▶ [Task to complete]: Below are the records; pull every line that includes "Your".
(Beginning of Records for this task)
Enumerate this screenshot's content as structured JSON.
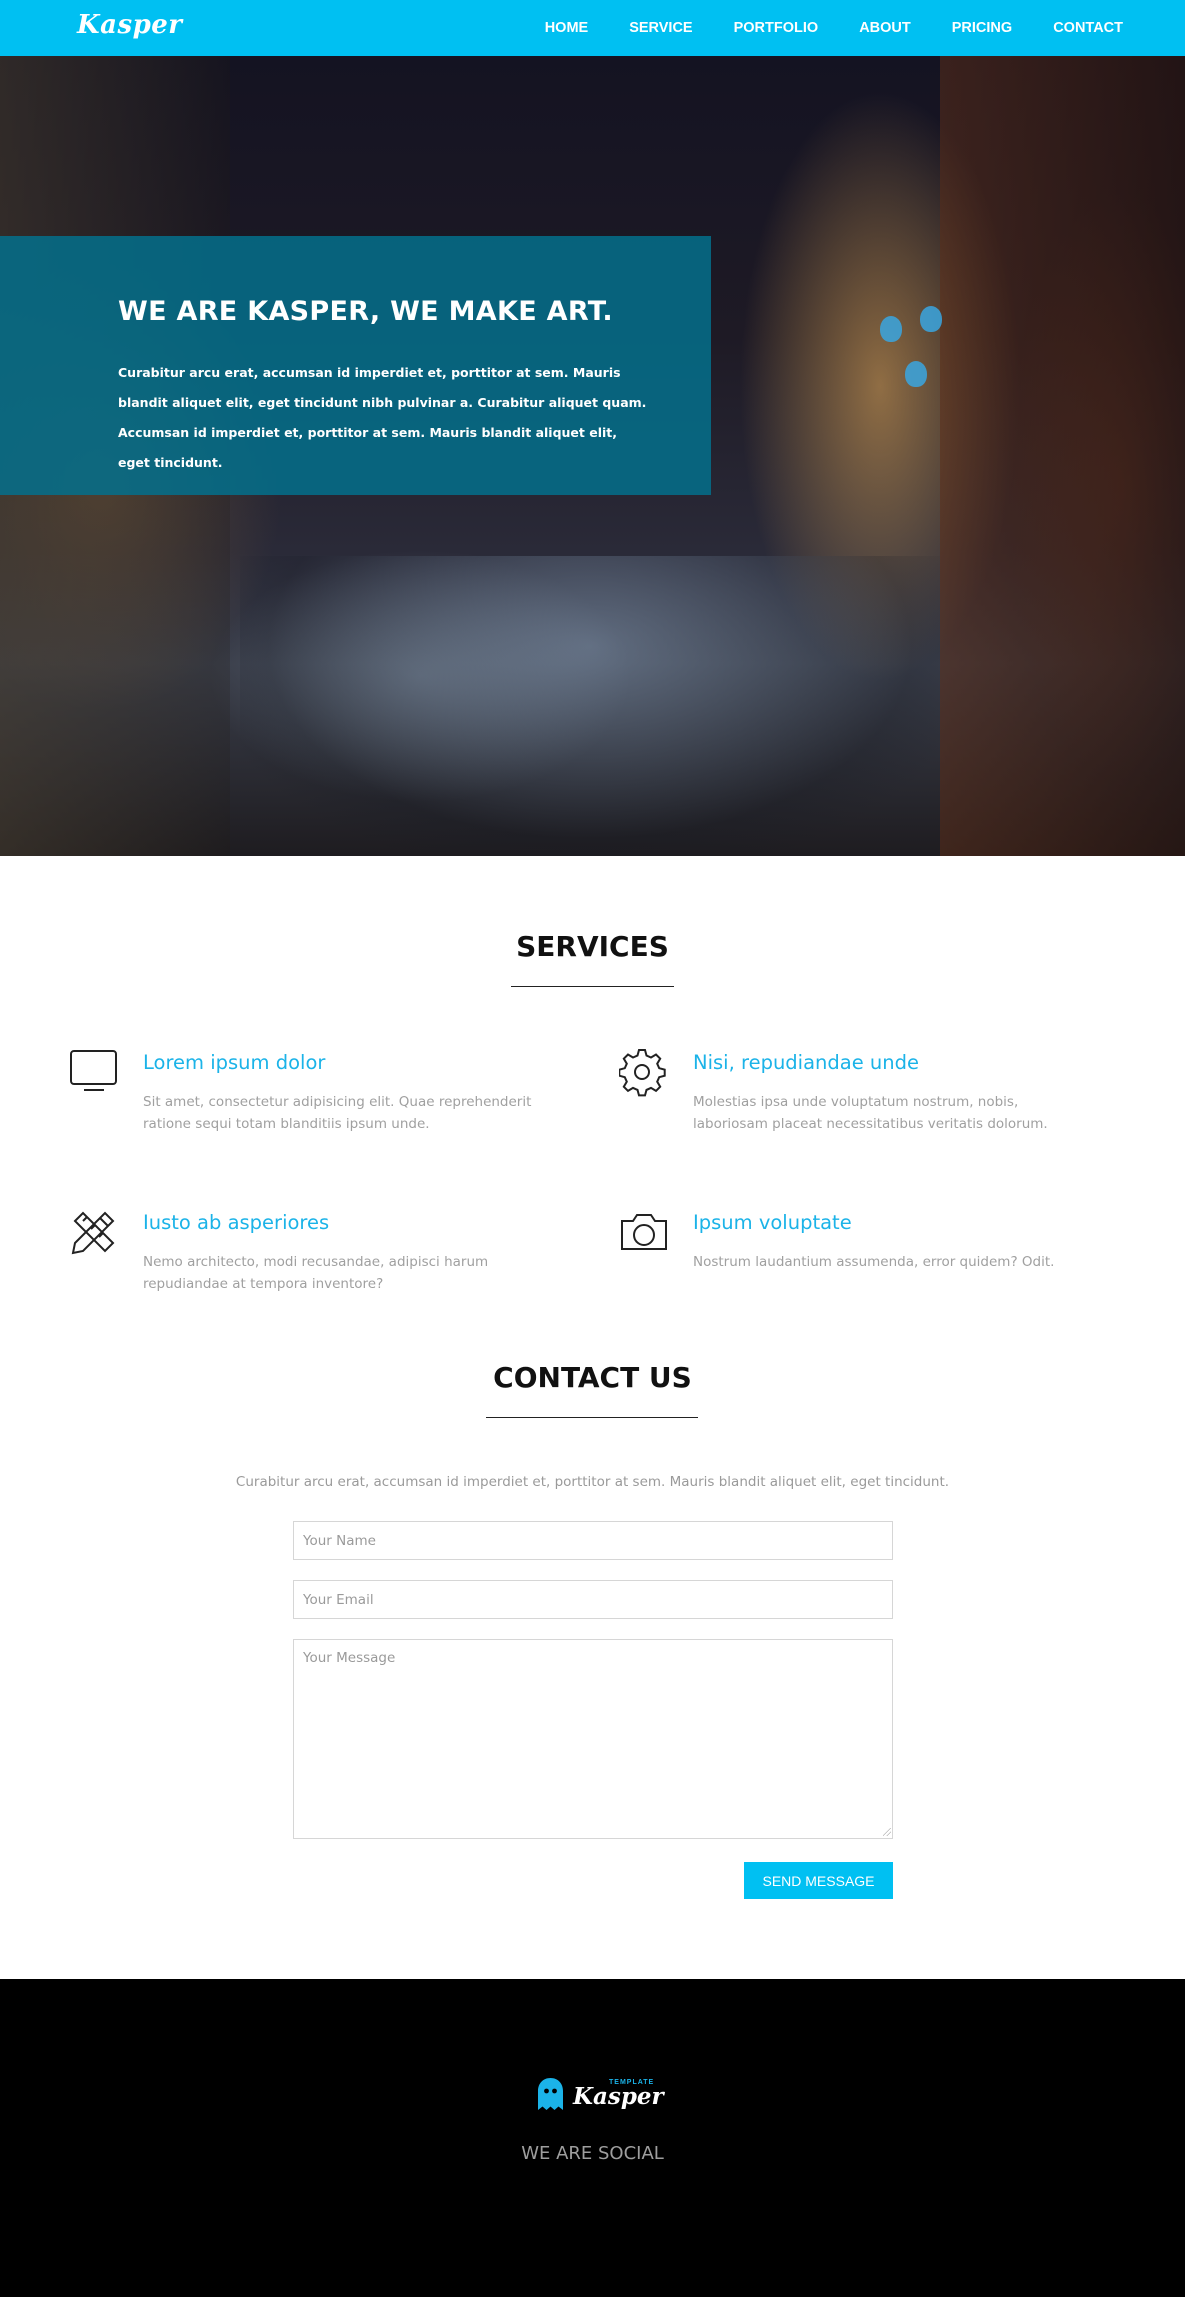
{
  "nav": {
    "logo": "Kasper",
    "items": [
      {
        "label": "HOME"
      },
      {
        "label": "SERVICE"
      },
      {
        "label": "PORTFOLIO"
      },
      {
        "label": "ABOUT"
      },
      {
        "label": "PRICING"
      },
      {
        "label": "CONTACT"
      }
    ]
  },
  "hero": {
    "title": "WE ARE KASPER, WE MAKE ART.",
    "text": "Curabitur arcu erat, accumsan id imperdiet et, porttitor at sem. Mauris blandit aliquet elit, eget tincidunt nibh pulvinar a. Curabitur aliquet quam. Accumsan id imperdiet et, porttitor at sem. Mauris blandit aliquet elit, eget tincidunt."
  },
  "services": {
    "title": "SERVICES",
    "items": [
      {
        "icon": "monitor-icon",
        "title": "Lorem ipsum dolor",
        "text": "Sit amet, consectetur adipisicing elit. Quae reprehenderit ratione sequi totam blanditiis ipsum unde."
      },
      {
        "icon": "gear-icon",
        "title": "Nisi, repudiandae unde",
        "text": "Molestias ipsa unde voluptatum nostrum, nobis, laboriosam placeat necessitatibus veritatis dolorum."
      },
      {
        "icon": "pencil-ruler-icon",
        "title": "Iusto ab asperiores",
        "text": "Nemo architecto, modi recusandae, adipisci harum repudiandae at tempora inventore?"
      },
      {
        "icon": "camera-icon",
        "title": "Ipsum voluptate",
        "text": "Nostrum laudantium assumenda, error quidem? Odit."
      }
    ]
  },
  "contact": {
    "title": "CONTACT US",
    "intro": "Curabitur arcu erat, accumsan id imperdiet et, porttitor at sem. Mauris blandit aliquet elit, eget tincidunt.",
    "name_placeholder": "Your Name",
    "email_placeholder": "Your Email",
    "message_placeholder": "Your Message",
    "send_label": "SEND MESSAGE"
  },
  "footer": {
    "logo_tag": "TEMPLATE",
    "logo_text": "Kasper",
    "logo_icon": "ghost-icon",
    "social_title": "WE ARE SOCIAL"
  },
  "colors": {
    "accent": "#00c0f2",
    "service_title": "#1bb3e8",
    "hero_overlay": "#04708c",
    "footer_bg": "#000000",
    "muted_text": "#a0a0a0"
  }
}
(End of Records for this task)
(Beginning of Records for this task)
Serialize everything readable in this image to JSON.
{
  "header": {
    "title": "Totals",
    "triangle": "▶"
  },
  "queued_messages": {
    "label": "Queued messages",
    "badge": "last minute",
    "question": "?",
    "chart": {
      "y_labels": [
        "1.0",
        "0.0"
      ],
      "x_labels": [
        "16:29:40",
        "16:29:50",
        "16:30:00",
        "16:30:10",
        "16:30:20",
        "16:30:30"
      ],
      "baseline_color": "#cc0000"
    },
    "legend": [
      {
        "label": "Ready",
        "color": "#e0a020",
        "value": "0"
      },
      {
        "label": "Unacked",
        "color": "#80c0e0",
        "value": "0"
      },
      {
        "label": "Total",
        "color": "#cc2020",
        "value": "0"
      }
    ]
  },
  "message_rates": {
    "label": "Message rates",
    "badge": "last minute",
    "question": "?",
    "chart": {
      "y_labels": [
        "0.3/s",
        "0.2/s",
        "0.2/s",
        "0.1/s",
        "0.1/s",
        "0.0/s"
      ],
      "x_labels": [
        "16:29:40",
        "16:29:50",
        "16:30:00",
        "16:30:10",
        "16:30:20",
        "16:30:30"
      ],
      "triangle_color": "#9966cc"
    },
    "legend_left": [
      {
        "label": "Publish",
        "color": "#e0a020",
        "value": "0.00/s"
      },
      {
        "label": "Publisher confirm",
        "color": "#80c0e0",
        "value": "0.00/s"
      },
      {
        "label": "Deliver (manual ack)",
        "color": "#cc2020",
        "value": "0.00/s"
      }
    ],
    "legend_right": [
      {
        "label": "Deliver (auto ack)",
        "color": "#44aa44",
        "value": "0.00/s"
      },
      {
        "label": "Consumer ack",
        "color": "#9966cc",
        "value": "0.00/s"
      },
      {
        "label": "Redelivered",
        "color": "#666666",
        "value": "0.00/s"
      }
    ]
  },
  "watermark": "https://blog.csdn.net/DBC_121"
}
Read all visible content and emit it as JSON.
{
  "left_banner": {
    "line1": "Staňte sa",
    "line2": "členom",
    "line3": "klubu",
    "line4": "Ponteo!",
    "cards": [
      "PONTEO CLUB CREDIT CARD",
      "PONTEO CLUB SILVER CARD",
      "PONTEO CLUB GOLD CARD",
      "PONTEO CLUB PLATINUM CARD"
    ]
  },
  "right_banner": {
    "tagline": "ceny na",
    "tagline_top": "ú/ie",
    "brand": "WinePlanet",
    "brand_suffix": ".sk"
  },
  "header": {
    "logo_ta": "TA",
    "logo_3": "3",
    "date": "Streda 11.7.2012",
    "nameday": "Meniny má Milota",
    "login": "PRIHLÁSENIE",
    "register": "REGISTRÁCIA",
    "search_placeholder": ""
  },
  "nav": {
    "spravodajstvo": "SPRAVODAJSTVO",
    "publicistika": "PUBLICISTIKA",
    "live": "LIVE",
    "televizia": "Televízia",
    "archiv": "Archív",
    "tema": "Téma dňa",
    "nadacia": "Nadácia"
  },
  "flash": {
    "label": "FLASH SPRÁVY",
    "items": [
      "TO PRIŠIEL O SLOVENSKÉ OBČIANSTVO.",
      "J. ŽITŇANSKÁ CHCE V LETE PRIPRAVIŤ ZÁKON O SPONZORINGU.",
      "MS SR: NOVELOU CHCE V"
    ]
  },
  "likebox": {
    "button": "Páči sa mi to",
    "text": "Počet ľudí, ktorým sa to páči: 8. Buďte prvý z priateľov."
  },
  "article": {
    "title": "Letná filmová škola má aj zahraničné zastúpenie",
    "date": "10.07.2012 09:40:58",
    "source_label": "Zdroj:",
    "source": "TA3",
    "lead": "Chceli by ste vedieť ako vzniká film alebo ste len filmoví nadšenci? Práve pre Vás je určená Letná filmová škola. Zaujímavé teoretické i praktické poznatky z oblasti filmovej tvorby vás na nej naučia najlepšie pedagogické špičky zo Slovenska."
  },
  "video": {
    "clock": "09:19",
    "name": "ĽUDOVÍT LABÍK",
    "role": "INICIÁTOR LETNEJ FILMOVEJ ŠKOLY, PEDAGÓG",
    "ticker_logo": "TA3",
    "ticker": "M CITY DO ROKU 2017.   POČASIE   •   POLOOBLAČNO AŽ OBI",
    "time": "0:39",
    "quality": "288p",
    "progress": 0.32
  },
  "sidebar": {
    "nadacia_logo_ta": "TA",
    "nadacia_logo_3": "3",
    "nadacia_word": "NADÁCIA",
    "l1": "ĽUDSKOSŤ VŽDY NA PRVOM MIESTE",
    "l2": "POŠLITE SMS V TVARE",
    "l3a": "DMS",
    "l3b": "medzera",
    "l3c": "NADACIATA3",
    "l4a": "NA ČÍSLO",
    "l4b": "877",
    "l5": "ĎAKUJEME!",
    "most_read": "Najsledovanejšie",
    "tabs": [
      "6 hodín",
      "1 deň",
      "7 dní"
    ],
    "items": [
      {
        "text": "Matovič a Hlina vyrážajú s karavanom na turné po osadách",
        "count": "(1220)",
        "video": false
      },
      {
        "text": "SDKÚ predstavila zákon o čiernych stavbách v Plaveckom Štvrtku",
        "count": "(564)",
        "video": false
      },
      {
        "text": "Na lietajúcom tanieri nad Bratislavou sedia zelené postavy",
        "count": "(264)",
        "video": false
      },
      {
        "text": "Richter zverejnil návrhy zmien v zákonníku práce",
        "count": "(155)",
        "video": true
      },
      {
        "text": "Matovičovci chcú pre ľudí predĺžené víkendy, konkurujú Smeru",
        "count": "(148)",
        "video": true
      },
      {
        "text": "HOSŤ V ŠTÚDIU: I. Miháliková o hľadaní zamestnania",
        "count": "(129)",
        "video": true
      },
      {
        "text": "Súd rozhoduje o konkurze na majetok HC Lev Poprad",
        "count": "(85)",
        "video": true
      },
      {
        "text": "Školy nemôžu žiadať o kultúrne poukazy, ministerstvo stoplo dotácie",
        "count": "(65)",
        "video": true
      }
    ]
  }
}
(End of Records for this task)
▶ [Exercise solution]:
    "name_placeholder": "Your Name",
    "email_placeholder": "Your Email",
    "message_placeholder": "Your Message",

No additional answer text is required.